When Gary Leonard, General Electric’s global technology director for aero-thermal and mechanical systems technologies, spoke with POWER Contributing Editor Mark Axford at this year’s Gulf Coast Power Association’s Spring Conference in Houston, he commented on several ways GE is developing technologies for the power industry’s future.
GE has so many products that are part of the power generation industry. How do you prioritize the areas of focus to determine where the research dollars are spent?
Leonard: We try to monetize the value we can create for the world. If we make something more efficient, how much fuel does that save the world? If we reduce the cost of a product, how much capital investment does that save the world? You can always turn value into dollars, make an estimate of “How much will it cost GE to make this happen?” and then examine the risk of failure, so if you are proposing research with a high risk of failure, it better produce a lot of value and not a lot of cost.
GE’s current annual budget for R&D is $4.5 billion. Is all of that from GE stockholders, or is some of that provided by grants from governments and other organizations?
Leonard: Most is from GE stockholders. We do get some funding from the military for aircraft engines. Out of the $4.5 billion, about $600 million per year is allocated to the GE research centers and about $90 million of the $600 million comes from government and other agencies.
The hot buttons in the ERCOT market are demand response and capacity shortfall. There is a debate over whether new generation, old generation, and demand response should become eligible to earn a capacity payment. GE has worked to develop compressed air storage technology. Why do you think air storage has not caught on in the U.S. despite its 70% round-trip efficiency and $1,000/kW installed cost?
Leonard: In the U.S., compressed air storage technology is still not cost effective, even at $1,000/kW. While there may some local areas in the U.S. where the economics work, large-scale energy storage becomes economical when supporting grids have at least 15% to 20% renewable energy and the associated cycling. In Germany, we are starting to get some traction on compressed air storage plants sized at about 300 MW with 8 hours of peak duration. You can double the storage capacity by doubling the size of the cavern, and all of this happens for a small increase in project cost. That’s why I am very bullish about gigawatt-hours of storage capability; most of the cost is the turbo-machinery.

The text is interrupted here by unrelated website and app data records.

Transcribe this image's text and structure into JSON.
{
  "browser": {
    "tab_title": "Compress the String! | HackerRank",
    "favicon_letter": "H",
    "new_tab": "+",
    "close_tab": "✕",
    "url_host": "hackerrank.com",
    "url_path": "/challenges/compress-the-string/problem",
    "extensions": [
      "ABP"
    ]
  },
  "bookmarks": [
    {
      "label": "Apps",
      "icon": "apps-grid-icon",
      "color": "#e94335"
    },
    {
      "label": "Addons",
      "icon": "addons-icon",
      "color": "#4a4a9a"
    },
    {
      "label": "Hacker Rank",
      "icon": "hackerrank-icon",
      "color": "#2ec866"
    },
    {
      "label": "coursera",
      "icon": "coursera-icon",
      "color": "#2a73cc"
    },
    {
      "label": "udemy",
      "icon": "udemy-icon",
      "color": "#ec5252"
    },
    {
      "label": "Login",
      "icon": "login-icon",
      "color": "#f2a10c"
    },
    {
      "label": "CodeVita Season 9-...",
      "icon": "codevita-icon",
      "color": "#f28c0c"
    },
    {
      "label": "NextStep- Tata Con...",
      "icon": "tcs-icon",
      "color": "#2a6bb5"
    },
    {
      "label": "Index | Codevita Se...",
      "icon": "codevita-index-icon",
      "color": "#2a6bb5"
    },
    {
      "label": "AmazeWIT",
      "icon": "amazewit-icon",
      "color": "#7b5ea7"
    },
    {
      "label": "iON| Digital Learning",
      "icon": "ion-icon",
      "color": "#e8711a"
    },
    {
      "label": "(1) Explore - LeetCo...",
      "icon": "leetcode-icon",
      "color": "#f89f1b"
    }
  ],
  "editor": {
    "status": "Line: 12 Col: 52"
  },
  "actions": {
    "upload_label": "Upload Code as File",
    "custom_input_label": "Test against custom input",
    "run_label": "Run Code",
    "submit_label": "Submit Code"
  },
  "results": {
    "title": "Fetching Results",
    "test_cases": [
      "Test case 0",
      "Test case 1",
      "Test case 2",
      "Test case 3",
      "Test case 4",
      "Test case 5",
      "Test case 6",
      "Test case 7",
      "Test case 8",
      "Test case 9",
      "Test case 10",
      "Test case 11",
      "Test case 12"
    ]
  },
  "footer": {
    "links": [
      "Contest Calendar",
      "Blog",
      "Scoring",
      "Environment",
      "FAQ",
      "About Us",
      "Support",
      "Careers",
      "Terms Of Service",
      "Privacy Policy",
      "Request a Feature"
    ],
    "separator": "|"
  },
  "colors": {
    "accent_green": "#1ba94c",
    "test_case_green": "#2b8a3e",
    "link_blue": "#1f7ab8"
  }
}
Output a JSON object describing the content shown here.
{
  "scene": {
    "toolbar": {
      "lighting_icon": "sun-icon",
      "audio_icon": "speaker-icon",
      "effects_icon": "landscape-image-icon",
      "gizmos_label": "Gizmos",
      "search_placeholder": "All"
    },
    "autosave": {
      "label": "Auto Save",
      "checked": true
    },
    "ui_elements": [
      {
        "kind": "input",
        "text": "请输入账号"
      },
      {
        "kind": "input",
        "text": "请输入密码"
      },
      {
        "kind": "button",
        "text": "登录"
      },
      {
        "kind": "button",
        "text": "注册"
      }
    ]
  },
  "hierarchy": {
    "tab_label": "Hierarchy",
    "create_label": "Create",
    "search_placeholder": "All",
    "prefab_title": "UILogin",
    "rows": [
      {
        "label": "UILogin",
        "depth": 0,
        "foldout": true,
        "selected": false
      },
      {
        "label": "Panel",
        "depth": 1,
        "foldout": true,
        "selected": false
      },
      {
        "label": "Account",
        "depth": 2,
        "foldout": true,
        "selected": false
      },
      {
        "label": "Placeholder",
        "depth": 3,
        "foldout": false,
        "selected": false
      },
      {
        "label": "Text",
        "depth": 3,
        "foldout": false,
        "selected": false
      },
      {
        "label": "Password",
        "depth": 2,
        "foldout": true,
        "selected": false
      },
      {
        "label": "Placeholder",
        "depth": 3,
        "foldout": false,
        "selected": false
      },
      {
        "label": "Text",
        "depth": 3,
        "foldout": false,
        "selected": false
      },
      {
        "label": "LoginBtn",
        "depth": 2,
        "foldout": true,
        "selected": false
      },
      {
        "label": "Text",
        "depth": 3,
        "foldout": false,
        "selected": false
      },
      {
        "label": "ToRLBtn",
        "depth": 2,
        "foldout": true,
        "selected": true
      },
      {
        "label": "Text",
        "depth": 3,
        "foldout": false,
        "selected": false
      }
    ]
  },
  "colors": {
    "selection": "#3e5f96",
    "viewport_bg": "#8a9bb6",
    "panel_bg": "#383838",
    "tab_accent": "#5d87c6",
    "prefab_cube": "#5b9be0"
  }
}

Tell me more about the battery technology that GE is working on to supplement wind farms.
Leonard: Since cost and weight are the key parameters, we started by setting a design specification that called out low-cost materials. We want to have energy storage capacity that is at least two times that of a lead acid battery as measured in amp-hours per pound weight. We think this will be economically viable during the next few years. If your mission is pure frequency regulation, maybe a lithium-ion battery makes the most sense. But GE is more focused on power firming and serious energy storage.
Is there any breakthrough technology on the horizon that you can talk about relating to wind turbines? Aside from the fact that they get bigger and bigger and now go offshore, where are we headed? Will we ever see smaller-diameter, multi-stage wind turbines?
Leonard: Well, there’s only so much energy to be captured in a wind stream of a certain diameter. We’ve looked at inlet funnels, and this might help, but I think wind turbines will be single stage for the foreseeable future, and they will get larger, not smaller. The problem is that the blades are already so long, transportation has become a significant challenge. So perhaps the “development” that we need is a better way to manufacture the blades—not in a conventional factory but in a temporary factory set up inexpensively at the location of the wind farm. GE is working with the U.S. Department of Energy on a design called “tension fabric blade.” Much of the blade material would be a high-strength cloth that could be delivered to the jobsite in rolls. We could make the blades longer since the allowable length of a truck on the interstate highway would no longer be a design constraint. This could be a game-changer.
You were personally involved in the hugely successful wet compression technology adapted to the GE LM6000 gas turbine and trademarked as “Sprint.” GE later introduced an ultra-high-efficiency 100-MW gas turbine (the LMS100) that included an intercooler. Are other advancements in wet compression and intercooling on the horizon for GE?
Leonard: We’re always taking technology to the next level. As it turns out, Sprint technology may someday be regarded as a disruptive technology since it is utilized by so many models of gas turbines. I’m confident that we will see more wet compression in GE gas turbine products. ■
— Mark Axford is a POWER contributing editor.